■ Exercise brief
Aside from the pictures, copy the listing exactly.

※ ※ ※

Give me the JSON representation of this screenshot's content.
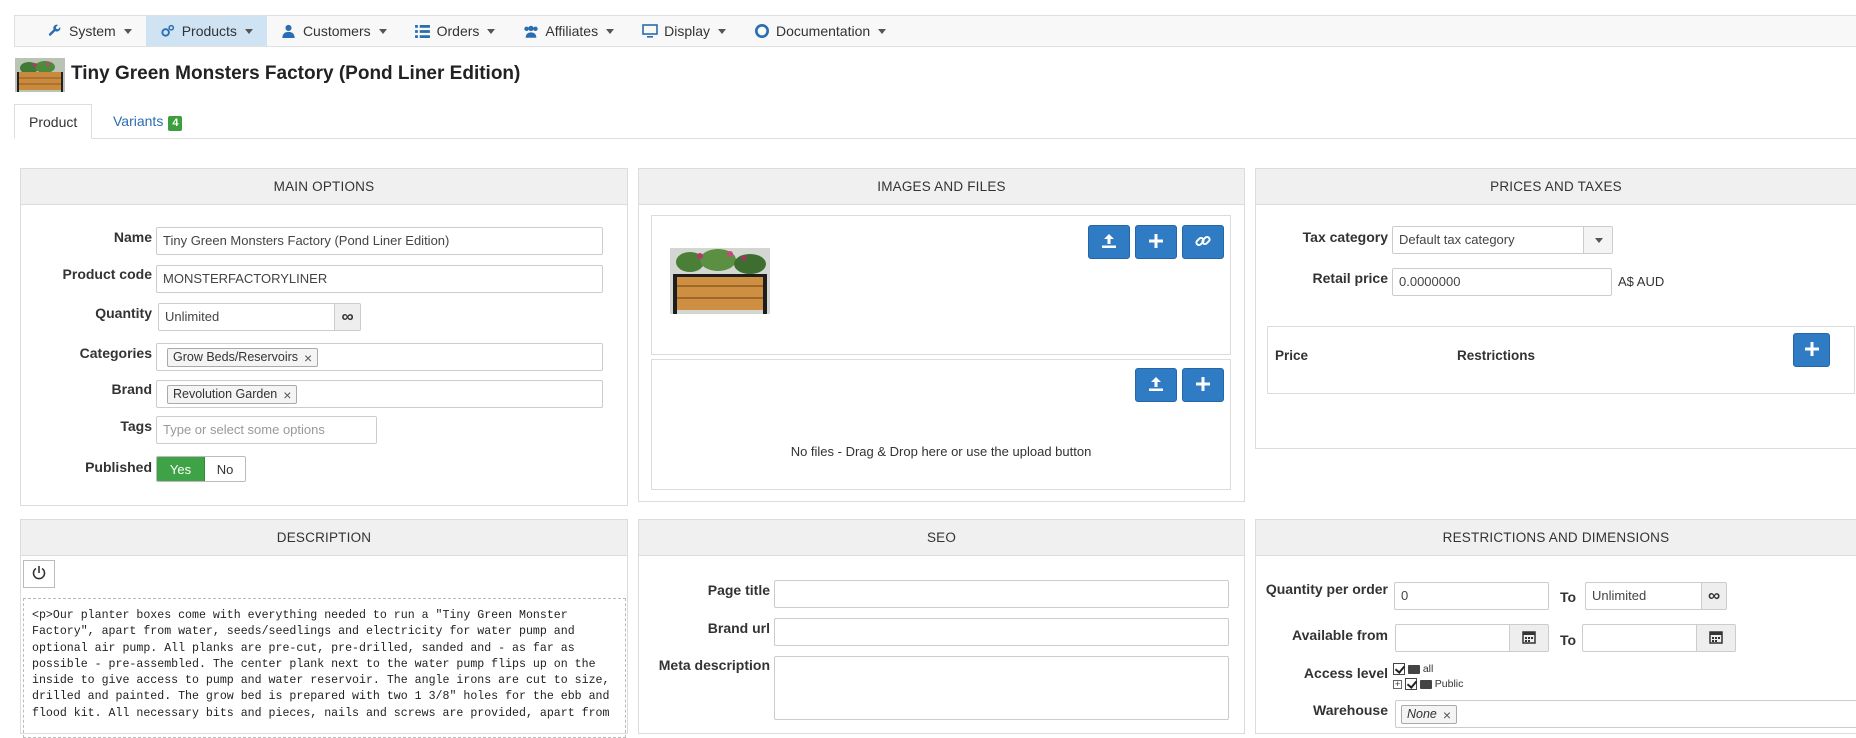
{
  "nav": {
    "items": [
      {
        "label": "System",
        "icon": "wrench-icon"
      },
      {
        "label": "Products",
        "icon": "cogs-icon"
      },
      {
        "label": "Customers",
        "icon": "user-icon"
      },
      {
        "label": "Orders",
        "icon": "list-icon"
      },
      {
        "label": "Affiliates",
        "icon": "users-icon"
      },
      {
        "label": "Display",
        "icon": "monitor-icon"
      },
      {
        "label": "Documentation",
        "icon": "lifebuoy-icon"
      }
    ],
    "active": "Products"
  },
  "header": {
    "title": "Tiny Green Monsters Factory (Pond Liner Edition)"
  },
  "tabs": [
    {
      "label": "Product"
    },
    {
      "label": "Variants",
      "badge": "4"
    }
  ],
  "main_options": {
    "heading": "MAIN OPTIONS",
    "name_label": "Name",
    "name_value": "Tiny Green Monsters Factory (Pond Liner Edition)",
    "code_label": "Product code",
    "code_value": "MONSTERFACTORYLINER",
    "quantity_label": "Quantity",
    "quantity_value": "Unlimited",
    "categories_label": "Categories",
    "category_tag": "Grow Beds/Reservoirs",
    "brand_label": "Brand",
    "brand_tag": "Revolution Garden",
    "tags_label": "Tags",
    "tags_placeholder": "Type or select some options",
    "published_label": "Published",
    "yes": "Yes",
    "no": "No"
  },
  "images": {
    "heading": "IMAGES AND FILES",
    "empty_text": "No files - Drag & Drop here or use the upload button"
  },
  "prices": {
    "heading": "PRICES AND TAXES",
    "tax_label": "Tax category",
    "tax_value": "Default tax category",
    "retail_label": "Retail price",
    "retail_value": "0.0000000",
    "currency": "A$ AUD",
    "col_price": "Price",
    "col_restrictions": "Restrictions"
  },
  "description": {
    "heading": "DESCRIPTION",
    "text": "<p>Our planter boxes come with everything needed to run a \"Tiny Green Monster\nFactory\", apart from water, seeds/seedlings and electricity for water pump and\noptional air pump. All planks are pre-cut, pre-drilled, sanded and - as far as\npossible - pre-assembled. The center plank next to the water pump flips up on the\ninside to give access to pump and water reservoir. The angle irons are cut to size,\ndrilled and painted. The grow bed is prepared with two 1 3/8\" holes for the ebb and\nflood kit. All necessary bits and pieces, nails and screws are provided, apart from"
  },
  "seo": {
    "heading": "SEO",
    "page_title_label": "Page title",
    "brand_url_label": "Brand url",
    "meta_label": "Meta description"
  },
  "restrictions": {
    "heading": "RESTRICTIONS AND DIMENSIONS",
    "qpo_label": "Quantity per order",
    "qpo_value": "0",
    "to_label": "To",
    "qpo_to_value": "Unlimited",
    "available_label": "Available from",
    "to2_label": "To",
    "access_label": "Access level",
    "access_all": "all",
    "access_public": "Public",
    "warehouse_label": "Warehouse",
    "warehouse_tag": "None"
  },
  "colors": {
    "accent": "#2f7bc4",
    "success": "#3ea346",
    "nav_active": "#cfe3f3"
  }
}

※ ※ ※

■ Exercise answer
Give me the JSON representation of this screenshot's content.
{
  "nav": {
    "items": [
      {
        "label": "System",
        "icon": "wrench-icon"
      },
      {
        "label": "Products",
        "icon": "cogs-icon"
      },
      {
        "label": "Customers",
        "icon": "user-icon"
      },
      {
        "label": "Orders",
        "icon": "list-icon"
      },
      {
        "label": "Affiliates",
        "icon": "users-icon"
      },
      {
        "label": "Display",
        "icon": "monitor-icon"
      },
      {
        "label": "Documentation",
        "icon": "lifebuoy-icon"
      }
    ],
    "active": "Products"
  },
  "header": {
    "title": "Tiny Green Monsters Factory (Pond Liner Edition)"
  },
  "tabs": [
    {
      "label": "Product"
    },
    {
      "label": "Variants",
      "badge": "4"
    }
  ],
  "main_options": {
    "heading": "MAIN OPTIONS",
    "name_label": "Name",
    "name_value": "Tiny Green Monsters Factory (Pond Liner Edition)",
    "code_label": "Product code",
    "code_value": "MONSTERFACTORYLINER",
    "quantity_label": "Quantity",
    "quantity_value": "Unlimited",
    "categories_label": "Categories",
    "category_tag": "Grow Beds/Reservoirs",
    "brand_label": "Brand",
    "brand_tag": "Revolution Garden",
    "tags_label": "Tags",
    "tags_placeholder": "Type or select some options",
    "published_label": "Published",
    "yes": "Yes",
    "no": "No"
  },
  "images": {
    "heading": "IMAGES AND FILES",
    "empty_text": "No files - Drag & Drop here or use the upload button"
  },
  "prices": {
    "heading": "PRICES AND TAXES",
    "tax_label": "Tax category",
    "tax_value": "Default tax category",
    "retail_label": "Retail price",
    "retail_value": "0.0000000",
    "currency": "A$ AUD",
    "col_price": "Price",
    "col_restrictions": "Restrictions"
  },
  "description": {
    "heading": "DESCRIPTION",
    "text": "<p>Our planter boxes come with everything needed to run a \"Tiny Green Monster\nFactory\", apart from water, seeds/seedlings and electricity for water pump and\noptional air pump. All planks are pre-cut, pre-drilled, sanded and - as far as\npossible - pre-assembled. The center plank next to the water pump flips up on the\ninside to give access to pump and water reservoir. The angle irons are cut to size,\ndrilled and painted. The grow bed is prepared with two 1 3/8\" holes for the ebb and\nflood kit. All necessary bits and pieces, nails and screws are provided, apart from"
  },
  "seo": {
    "heading": "SEO",
    "page_title_label": "Page title",
    "brand_url_label": "Brand url",
    "meta_label": "Meta description"
  },
  "restrictions": {
    "heading": "RESTRICTIONS AND DIMENSIONS",
    "qpo_label": "Quantity per order",
    "qpo_value": "0",
    "to_label": "To",
    "qpo_to_value": "Unlimited",
    "available_label": "Available from",
    "to2_label": "To",
    "access_label": "Access level",
    "access_all": "all",
    "access_public": "Public",
    "warehouse_label": "Warehouse",
    "warehouse_tag": "None"
  },
  "colors": {
    "accent": "#2f7bc4",
    "success": "#3ea346",
    "nav_active": "#cfe3f3"
  }
}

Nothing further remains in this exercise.